The incident marks a new problem for the high-tech jet that has suffered a string of mishaps since its 2011 introduction, according to Reuters.
Boeing said it’s working with the carrier to understand what caused the 8-foot by 4-foot section to become detached.
“Boeing is aware of the 787 in-service event and we’re engaged with Air India to provide support needed,” the company said in a written statement Wednesday.
Boeing also said the loss of the panel did not pose a safety risk to passengers.
“There was no risk to the continued safe operation of the flight but strict aviation rules, which ensure air travel is the safest mode of transportations, prevent continued operation with the panel missing,” the company said.
The jet was carrying 148 passengers and crew members on a flight from Delhi to Bangalore, the Times of India newspaper said. The panel landed near Bangalore’s airport, Reuters reported.
The section was discovered missing after the plane was on the ground. The incident is under investigation.
Boeing said the piece was from the underside of the jet. “It was the mid-underwing-to-body fairing located on the belly of the airplane on the right side,” Boeing spokesman Doug Alder told Reuters. The panel, which is not considered a structural part of the fuselage, “provides a more aerodynamic surface in flight.”
The company wouldn’t say whether the jet was made in Everett, Wash., or North Charleston. At least three Air India 787s have come from the South Carolina assembly line.
An aircraft registration code cited in the Times of India report matches a plane made in Everett, according to the aviation blog All Things 787.
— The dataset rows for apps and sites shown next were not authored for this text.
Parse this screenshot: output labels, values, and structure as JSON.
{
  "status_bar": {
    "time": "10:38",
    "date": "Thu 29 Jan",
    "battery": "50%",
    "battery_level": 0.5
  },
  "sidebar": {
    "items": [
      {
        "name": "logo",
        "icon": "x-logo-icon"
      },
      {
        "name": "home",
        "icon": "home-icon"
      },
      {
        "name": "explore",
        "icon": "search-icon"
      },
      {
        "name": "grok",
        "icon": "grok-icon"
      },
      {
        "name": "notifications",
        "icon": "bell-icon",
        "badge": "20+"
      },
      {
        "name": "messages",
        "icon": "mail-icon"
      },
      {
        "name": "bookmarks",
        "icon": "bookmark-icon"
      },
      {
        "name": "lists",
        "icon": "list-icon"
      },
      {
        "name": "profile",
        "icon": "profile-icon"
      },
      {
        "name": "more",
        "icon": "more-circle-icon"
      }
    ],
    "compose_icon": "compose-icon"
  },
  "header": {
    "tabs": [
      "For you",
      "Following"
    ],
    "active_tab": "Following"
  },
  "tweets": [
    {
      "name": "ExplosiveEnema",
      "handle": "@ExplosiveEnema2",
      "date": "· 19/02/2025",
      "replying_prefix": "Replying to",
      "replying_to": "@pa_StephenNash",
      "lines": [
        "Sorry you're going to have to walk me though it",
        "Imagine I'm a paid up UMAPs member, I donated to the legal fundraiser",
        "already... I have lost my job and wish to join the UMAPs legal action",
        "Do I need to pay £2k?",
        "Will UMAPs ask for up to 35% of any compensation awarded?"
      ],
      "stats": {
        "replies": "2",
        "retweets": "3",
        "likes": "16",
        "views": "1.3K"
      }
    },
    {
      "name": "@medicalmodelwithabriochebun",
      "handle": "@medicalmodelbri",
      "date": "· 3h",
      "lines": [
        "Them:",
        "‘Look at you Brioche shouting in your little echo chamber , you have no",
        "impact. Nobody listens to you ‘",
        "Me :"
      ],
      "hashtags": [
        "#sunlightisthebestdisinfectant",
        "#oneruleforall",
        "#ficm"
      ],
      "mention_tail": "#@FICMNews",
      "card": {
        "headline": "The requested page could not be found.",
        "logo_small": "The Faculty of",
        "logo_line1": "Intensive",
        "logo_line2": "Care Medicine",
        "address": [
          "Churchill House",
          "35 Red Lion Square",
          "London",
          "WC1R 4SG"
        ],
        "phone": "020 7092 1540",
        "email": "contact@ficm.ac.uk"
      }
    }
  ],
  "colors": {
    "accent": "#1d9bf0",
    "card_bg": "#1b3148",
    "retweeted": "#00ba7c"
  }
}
The newspaper also said the missing section was replaced with one taken from a newly delivered 787 that wasn’t yet ready for commercial service. That jet’s registration code matches a Dreamliner made in North Charleston and delivered to Air India on Oct. 3, according to the blog All Things 787.
Previous problems that have afflicted the 787 include overheating batteries that prompted regulators to ground the entire global fleet in January. Flights resumed in April.